Under an open core model, some aspects of the project are free, but other features are proprietary and available only to paid users. Usually this works when there is enterprise demand for the project.
A foundation is a legal entity that can accept and/or disburse donations. Because their purpose is not to make profits, they can be a great choice to signal neutrality and steward a project. In the US, foundations are either 501(c)(3) (nonprofit) or 501(c)(6) (trade consortium). Many software foundations are 501(c)(6) because 501(c)(3) require demonstrating a charitable purpose, which can be more difficult in software.
Venture capital is a form of funding for high growth businesses. Unlike a bank loan or other forms of debt financing, venture capitalists take equity (a percent ownership in your business) in exchange for funding. Unlike taking out a loan, you don't have to repay your creditors if your business tanks. If you do succeed, however, you should expect to return capital to your investor at a multiple.

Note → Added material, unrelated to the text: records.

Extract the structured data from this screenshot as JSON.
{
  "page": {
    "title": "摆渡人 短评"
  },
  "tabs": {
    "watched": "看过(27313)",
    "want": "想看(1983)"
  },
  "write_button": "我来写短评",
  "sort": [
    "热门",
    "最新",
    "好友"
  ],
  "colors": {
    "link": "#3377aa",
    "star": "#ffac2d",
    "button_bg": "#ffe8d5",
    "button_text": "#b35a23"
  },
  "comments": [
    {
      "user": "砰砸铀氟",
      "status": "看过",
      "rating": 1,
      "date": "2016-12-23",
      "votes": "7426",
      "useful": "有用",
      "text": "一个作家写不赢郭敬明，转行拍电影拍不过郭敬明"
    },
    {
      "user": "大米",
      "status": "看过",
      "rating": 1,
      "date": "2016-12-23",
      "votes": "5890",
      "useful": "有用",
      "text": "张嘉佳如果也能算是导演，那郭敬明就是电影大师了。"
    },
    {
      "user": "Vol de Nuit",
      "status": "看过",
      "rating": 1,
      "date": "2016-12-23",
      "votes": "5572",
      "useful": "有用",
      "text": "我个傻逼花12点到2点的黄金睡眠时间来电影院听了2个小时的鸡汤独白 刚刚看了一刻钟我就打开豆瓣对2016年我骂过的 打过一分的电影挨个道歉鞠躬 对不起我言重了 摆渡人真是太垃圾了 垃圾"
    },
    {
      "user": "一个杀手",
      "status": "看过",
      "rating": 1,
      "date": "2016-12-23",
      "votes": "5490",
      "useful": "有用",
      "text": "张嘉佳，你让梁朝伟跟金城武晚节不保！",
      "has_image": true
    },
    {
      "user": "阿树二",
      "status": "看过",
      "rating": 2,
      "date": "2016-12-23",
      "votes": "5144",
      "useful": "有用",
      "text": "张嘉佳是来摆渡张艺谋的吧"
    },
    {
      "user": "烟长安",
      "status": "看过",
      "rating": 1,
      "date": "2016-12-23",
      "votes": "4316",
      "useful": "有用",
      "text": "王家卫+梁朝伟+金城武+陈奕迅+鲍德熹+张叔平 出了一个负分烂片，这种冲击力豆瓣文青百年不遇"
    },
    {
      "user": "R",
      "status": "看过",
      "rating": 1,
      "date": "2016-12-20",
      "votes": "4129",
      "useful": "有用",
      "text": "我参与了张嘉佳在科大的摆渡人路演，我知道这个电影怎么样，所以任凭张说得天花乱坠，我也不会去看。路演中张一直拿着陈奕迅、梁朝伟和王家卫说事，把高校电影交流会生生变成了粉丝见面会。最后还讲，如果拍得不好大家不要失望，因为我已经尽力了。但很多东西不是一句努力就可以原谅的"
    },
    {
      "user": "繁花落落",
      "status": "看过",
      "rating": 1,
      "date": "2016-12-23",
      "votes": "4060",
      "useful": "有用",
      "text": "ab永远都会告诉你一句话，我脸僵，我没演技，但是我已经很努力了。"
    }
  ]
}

Venture capital is "high risk high reward": VCs are more risk tolerant than banks, but they also expect a large payoff if you are successful. If you plan on raising venture capital, you should set up a business entity structured as a C Corp, preferably in Delaware. If you're unfamiliar with the venture capital process, the best place to start is by reaching out to similar founders who have successfully raised venture.

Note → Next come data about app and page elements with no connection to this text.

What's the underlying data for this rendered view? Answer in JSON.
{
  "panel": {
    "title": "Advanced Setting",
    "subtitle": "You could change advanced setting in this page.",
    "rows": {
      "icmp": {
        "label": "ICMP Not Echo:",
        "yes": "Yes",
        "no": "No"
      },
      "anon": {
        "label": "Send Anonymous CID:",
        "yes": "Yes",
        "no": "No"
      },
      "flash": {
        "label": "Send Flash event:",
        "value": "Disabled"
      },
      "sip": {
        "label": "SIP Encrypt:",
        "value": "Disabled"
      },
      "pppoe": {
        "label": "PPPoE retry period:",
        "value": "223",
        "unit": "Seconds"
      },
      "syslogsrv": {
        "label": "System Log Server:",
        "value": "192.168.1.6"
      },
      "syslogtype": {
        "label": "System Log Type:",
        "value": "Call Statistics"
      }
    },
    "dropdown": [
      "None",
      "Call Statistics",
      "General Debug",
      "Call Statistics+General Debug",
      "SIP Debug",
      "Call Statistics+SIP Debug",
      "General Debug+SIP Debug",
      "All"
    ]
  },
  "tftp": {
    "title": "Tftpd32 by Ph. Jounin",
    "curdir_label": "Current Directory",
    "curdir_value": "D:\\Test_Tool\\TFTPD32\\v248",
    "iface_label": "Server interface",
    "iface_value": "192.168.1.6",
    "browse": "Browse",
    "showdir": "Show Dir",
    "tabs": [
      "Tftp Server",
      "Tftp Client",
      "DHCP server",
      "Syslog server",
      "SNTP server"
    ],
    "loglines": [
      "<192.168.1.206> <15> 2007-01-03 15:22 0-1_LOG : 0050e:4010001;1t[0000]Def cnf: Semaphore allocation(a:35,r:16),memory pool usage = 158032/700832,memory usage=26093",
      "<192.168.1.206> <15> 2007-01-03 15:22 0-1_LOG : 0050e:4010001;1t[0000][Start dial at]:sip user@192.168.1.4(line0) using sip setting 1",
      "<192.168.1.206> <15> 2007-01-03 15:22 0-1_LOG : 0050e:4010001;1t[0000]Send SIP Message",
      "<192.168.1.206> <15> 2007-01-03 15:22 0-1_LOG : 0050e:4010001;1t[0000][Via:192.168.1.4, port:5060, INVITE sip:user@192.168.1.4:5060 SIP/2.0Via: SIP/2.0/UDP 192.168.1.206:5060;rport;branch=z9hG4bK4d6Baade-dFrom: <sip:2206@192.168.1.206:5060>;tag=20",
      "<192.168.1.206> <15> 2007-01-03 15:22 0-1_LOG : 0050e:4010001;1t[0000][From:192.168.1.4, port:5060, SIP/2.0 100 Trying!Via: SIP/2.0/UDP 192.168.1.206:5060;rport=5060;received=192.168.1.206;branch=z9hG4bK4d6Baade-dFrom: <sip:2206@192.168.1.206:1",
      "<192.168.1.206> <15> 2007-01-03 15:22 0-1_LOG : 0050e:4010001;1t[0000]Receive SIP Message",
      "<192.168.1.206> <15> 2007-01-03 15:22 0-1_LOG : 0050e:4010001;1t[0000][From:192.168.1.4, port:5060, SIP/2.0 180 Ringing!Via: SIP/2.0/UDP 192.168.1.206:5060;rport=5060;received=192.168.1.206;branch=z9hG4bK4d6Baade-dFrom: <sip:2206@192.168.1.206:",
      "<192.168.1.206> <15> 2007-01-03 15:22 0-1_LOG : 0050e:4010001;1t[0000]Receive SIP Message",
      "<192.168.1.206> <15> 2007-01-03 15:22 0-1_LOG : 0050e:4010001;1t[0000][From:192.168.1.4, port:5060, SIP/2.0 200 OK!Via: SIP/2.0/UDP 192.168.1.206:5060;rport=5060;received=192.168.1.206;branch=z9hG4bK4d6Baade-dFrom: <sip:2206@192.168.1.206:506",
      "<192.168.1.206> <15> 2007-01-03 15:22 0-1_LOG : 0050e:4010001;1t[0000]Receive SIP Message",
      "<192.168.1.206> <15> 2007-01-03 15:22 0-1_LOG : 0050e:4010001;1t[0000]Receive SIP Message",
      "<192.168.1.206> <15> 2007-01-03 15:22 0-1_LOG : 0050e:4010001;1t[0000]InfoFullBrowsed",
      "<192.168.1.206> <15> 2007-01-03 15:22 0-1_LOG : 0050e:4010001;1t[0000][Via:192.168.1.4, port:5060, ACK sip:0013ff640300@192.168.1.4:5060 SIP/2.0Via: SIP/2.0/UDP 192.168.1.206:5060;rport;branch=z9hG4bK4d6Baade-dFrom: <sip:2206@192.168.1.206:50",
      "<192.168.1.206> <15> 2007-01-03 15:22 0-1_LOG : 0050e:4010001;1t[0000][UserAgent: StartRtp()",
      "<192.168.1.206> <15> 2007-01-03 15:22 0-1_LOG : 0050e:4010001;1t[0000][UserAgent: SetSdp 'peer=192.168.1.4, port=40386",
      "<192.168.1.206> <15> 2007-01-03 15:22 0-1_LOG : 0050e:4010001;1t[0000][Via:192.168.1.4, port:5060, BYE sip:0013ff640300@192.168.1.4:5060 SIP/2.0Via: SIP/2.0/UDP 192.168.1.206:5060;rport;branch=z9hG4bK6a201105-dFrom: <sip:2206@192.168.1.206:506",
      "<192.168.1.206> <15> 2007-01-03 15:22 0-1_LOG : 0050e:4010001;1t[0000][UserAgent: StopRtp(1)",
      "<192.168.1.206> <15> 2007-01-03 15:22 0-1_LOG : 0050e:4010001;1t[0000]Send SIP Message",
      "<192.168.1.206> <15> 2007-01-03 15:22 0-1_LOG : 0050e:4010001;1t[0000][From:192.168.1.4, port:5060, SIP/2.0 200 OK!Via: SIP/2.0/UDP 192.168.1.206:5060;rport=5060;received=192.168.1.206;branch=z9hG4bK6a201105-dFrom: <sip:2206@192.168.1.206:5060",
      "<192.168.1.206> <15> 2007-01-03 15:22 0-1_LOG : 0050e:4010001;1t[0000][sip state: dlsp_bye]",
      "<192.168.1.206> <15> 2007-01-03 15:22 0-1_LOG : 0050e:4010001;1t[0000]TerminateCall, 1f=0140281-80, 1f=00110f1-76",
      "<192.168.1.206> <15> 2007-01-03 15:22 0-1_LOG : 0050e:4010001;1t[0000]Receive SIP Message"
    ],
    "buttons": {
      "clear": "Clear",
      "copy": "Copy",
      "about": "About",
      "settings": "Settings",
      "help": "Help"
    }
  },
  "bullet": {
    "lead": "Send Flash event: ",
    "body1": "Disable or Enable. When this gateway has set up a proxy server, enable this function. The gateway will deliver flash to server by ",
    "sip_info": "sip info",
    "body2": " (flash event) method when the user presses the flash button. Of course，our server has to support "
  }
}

Restricted licenses (reminiscent of the older shareware movement) are *not open source** because they do not meet the definition of an open source license. The source code is made available (either publicly, or to customers who pay for a license), but they may limit the freedoms to redistribute and modify or to use the software commercially.*
I wrote up this guide to aggregate my own knowledge. I recognize the pros/cons are somewhat subjective, but they reflect my views. If you submit changes, I may consider them but do not intend to cover everyone's viewpoints.
If something is factually incorrect (especially with a case study example), I welcome your edits. Case studies are organized alphabetically within each category. Also, if there's a category you know of that I missed, I would also welcome that addition.
This guide is available under the Creative Commons CC0 1.0 License, meaning you are free to use it for any purpose, commercial or non-commercial, without any attribution back to me (public domain). If you do use it, I'd love to hear about it! (Find me here: @nayafia) But you are in no way required to do so.